Singapore’s economy grew at a slower pace in the second quarter than initially projected as construction plunged.

The export-reliant city state was already facing a high bar for growth this year following a boom in electronics demand in 2017 that fueled global trade. After last year’s expansion of 3.6 percent, growth is set to moderate to a range of 2.5 percent to 3.5 percent in 2018, a forecast that the government retained on Monday.

External risks are now building as regional supply chains come under strain because of a U.S.-China trade war, oil prices remain elevated and the dollar strengthens.

While the direct effect of higher U.S. tariffs on Singapore’s exports was small, the trade conflicts could hurt global trade flows and growth if they escalate, the trade ministry said.

“There is a risk of a further escalation of the ongoing trade conflicts that could lead to a vicious cycle of tit-for-tat measures between the U.S. and other major economies,” the ministry said. “Should this happen, there could be a sharp fall in global business and consumer confidence, and in turn, investment and consumption spending.”

Another external risk is rising U.S. interest rates and the knock-on effect on emerging-market economies in the region if the Federal Reserve tightens policy faster than expected. The ministry said if this occurs, there could be a pullback in investment and consumption, which could hurt growth in the region.

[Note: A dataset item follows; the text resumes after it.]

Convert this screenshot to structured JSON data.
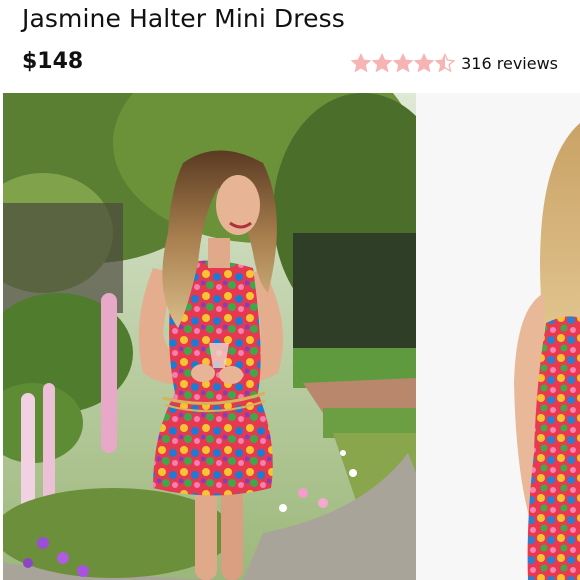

Domestically, the government expects a moderation in growth in the second half, with exports and manufacturing continuing to underpin the economy’s expansion, although at more subdued levels. The construction industry, which was weighed down last quarter by public sector projects, will remain lackluster after additional property curbs announced last month crimps activity.

Policy Move

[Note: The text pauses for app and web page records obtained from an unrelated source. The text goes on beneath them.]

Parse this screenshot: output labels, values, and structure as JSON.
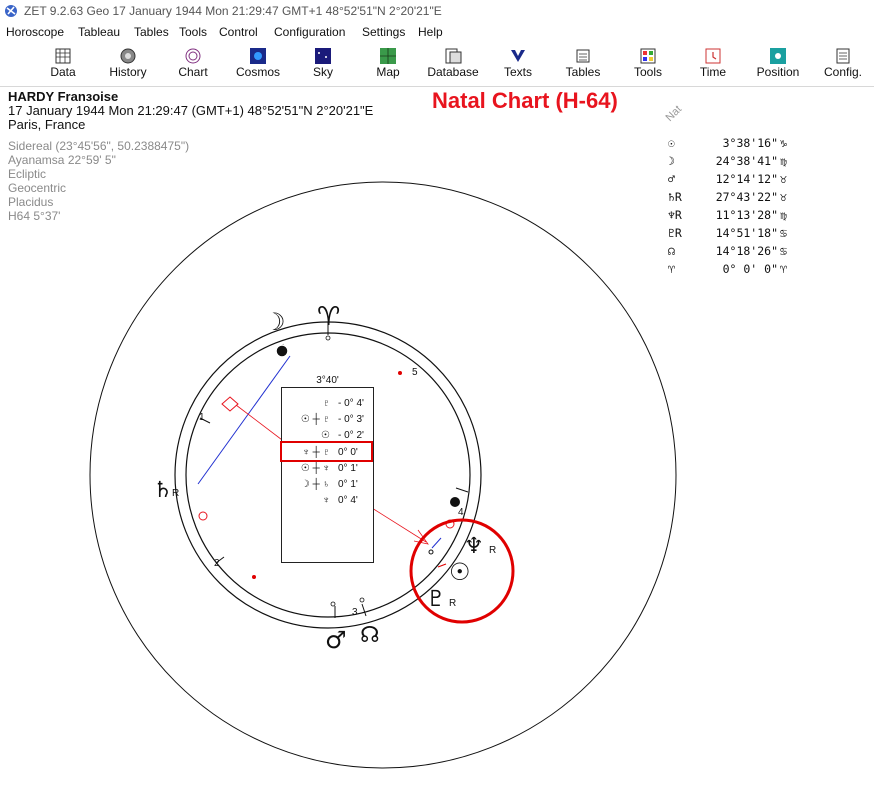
{
  "window": {
    "title": "ZET 9.2.63 Geo    17 January 1944  Mon  21:29:47 GMT+1 48°52'51\"N  2°20'21\"E"
  },
  "menu": [
    "Horoscope",
    "Tableau",
    "Tables",
    "Tools",
    "Control",
    "Configuration",
    "Settings",
    "Help"
  ],
  "toolbar": [
    {
      "label": "Data",
      "icon": "data-icon"
    },
    {
      "label": "History",
      "icon": "history-icon"
    },
    {
      "label": "Chart",
      "icon": "chart-icon"
    },
    {
      "label": "Cosmos",
      "icon": "cosmos-icon"
    },
    {
      "label": "Sky",
      "icon": "sky-icon"
    },
    {
      "label": "Map",
      "icon": "map-icon"
    },
    {
      "label": "Database",
      "icon": "database-icon"
    },
    {
      "label": "Texts",
      "icon": "texts-icon"
    },
    {
      "label": "Tables",
      "icon": "tables-icon"
    },
    {
      "label": "Tools",
      "icon": "tools-icon"
    },
    {
      "label": "Time",
      "icon": "time-icon"
    },
    {
      "label": "Position",
      "icon": "position-icon"
    },
    {
      "label": "Config.",
      "icon": "config-icon"
    }
  ],
  "person": {
    "name": "HARDY Franзoise",
    "datetime": "17 January 1944  Mon  21:29:47 (GMT+1) 48°52'51\"N  2°20'21\"E",
    "place": "Paris, France"
  },
  "settings": [
    "Sidereal (23°45'56\", 50.2388475\")",
    "Ayanamsa 22°59' 5\"",
    "Ecliptic",
    "Geocentric",
    "Placidus",
    "H64   5°37'"
  ],
  "heading": "Natal Chart (H-64)",
  "nat_label": "Nat",
  "planets": [
    {
      "glyph": "☉",
      "value": "3°38'16\"",
      "sign": "♑"
    },
    {
      "glyph": "☽",
      "value": "24°38'41\"",
      "sign": "♍"
    },
    {
      "glyph": "♂",
      "value": "12°14'12\"",
      "sign": "♉"
    },
    {
      "glyph": "♄R",
      "value": "27°43'22\"",
      "sign": "♉"
    },
    {
      "glyph": "♆R",
      "value": "11°13'28\"",
      "sign": "♍"
    },
    {
      "glyph": "♇R",
      "value": "14°51'18\"",
      "sign": "♋"
    },
    {
      "glyph": "☊",
      "value": "14°18'26\"",
      "sign": "♋"
    },
    {
      "glyph": "♈",
      "value": "0° 0' 0\"",
      "sign": "♈"
    }
  ],
  "midpoints": {
    "header": "3°40'",
    "rows": [
      {
        "glyph": "♇",
        "value": "- 0° 4'"
      },
      {
        "glyph": "☉ ┼ ♇",
        "value": "- 0° 3'"
      },
      {
        "glyph": "☉",
        "value": "- 0° 2'"
      },
      {
        "glyph": "♆ ┼ ♇",
        "value": "0° 0'"
      },
      {
        "glyph": "☉ ┼ ♆",
        "value": "0° 1'"
      },
      {
        "glyph": "☽ ┼ ♄",
        "value": "0° 1'"
      },
      {
        "glyph": "♆",
        "value": "0° 4'"
      }
    ]
  },
  "chart_glyphs": {
    "aries": "♈",
    "moon": "☽",
    "saturn": "♄",
    "mars": "♂",
    "node": "☊",
    "neptune": "♆",
    "sun": "☉",
    "pluto": "♇",
    "retro": "R"
  },
  "house_labels": [
    "1",
    "2",
    "3",
    "4",
    "5"
  ],
  "colors": {
    "accent_red": "#e8141e",
    "aspect_blue": "#2030d0",
    "highlight_red": "#e00000"
  }
}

The growth slowdown was anticipated and inflation pressures are seen persisting, Jacqueline Loh, deputy managing director at the Monetary Authority of Singapore, told reporters on Monday. The MAS tightened policy in April and is scheduled to make its next decision in October.

“Given the list of worries, while my own forecast had been for another slight tightening, clearly risk has moved toward the other side” for the central bank’s October decision, said Edward Lee, chief economist for South and Southeast Asia at Standard Chartered Plc in Singapore.

Other details from the GDP report:

  • Services industry, which makes up about two-thirds of the economy, expanded annualized 0.4 percent in the second quarter from prior three months
  • Manufacturing growth eased to 1.8 percent, while construction plunged 15.4 percent
  • In a separate release, Enterprise Singapore raised its forecast for non-oil exports this year to 2.5 percent to 3.5 percent